Social media evidence is generally not entitled to a presumption of privacy, nor is it subject to privilege protection against discovery. Nonetheless, plaintiffs frequently raise objections to demands for access to social media collection discovery requests. And when a defendant’s discovery request constitutes a broad-scale fishing expedition, plaintiffs often prevail in their objections. Overcoming objections to social media discovery requires practicing restraint and limiting requests to information that could reasonably be considered relevant to a case.
Social Sharing and Legal E-Discovery
Many people freely share personal information on social media accounts regarding nearly every aspect of their lives including their behavior, health, lifestyle, associates, and substance abuse. Social media profiles represent a potential gold mine to defendants for potentially damaging content regarding a plaintiff’s claim regarding physical injury, emotional distress or fraud. It is a matter of due diligence for defendants in personal injury lawsuits to tap into the potentially rich data sources of social media profiles associated with opposing parties.
Photographs associated with social media posts represent a precious potential source for discovery.
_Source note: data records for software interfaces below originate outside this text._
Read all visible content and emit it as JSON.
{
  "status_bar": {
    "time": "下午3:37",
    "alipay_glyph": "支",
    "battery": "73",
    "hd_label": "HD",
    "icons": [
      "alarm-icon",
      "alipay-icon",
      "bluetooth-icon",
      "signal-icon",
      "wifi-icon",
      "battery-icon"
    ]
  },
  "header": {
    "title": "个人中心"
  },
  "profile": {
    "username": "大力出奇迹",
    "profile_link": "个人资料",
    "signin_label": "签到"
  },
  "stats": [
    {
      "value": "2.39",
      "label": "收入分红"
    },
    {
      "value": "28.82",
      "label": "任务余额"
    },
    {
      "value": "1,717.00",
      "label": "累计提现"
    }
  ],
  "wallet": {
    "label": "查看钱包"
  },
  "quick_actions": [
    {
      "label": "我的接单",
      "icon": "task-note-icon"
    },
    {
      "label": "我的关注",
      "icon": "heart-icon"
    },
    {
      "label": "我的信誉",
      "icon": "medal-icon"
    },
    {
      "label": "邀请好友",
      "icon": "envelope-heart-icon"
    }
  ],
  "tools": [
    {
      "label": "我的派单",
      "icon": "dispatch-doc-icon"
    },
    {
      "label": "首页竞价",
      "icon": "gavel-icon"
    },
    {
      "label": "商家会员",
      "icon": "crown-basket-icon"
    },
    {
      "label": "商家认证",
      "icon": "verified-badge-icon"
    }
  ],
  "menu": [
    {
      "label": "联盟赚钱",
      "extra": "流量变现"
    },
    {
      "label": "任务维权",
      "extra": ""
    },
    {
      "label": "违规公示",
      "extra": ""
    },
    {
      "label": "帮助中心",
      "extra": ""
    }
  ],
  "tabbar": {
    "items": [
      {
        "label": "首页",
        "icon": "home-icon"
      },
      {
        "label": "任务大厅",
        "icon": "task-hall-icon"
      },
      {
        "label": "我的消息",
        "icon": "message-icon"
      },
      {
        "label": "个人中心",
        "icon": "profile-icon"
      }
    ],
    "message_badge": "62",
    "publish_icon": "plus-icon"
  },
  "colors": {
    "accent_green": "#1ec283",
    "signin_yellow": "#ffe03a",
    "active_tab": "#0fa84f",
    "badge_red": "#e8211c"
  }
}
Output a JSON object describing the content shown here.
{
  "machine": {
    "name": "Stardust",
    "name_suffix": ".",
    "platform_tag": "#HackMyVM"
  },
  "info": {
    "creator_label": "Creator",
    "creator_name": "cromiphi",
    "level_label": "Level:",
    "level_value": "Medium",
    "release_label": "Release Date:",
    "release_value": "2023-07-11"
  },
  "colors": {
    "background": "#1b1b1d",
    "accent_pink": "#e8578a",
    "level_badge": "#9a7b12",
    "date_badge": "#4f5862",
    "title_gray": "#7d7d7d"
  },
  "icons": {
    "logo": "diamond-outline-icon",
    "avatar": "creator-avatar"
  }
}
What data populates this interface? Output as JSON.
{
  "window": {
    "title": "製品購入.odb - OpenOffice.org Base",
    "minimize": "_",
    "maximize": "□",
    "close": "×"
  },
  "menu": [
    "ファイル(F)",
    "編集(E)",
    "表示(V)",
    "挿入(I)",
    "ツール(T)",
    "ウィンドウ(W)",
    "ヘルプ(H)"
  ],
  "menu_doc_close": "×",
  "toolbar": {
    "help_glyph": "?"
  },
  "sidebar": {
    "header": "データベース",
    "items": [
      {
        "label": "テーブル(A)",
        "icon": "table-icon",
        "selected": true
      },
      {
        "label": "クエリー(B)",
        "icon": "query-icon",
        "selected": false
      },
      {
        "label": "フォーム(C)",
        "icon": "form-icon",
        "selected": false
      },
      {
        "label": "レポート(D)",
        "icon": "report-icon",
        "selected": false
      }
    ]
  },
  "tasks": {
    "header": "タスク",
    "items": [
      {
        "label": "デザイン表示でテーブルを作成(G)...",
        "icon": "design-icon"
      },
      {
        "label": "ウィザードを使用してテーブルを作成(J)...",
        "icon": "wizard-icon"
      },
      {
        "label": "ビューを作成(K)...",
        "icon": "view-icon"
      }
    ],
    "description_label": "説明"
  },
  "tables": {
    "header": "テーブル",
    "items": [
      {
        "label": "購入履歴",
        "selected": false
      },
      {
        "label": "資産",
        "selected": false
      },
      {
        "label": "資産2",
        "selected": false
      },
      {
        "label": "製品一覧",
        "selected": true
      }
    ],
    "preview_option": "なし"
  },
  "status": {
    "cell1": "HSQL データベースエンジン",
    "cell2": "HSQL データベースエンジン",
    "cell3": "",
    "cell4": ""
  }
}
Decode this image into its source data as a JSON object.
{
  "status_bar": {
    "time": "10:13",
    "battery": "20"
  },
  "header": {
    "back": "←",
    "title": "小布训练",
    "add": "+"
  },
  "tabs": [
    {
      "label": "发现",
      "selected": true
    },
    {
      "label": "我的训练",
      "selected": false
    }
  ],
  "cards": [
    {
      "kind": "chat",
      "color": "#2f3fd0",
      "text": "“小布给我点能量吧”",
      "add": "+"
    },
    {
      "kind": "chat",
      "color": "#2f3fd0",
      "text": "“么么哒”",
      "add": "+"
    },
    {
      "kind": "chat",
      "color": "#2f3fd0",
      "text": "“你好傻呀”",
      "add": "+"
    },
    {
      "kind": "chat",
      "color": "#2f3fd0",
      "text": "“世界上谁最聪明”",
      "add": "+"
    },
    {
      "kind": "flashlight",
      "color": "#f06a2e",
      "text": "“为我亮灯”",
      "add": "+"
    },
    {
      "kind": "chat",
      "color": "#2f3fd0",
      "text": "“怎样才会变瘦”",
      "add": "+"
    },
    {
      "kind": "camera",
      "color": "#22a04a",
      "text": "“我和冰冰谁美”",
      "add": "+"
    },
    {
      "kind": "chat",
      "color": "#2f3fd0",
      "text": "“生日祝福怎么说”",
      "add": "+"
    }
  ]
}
Like other elements of social media profiles, photographs are not privileged or entitled to a presumption of privacy, even for users who have established enhanced privacy settings on their accounts,
The examination below of a slip and fall case illustrates both proper and improper approaches to social media collection and discovery of photographic evidence.
Photographs on Social Media and Privacy
In Nucci v. Target Corp., 162 So.3d 146 (Fla. 4th DCA 2015), the defendant filed a motion to access the plaintiff’s entire Facebook account after photographs started disappearing from the plaintiff’s Facebook profile. The court agreed with the plaintiff’s protests that the defendant’s claim was overly broad. In response, the defendant filed a motion demanding only access to photographs from the plaintiff’s Facebook profile dating back two years prior to the incident behind the lawsuit, up to the date of the motion for discovery.
In granting the defendant’s narrower discovery motion, the Fourth District determined that, because photographs and other social media profile information can be copied and shared by other users, “[t]he expectation that such information is private, in the traditional sense of the word, is not a reasonable one.”
The lesson from Nucci is that defense attorneys should exercise restraint regarding social media discovery, limiting requests to relevant and “reasonably calculated” information to overcome objections by plaintiffs regarding the discovery of social media data. SMI Aware works with litigants to ensure that e-discovery motions yield the information our clients need without overstepping legal boundaries.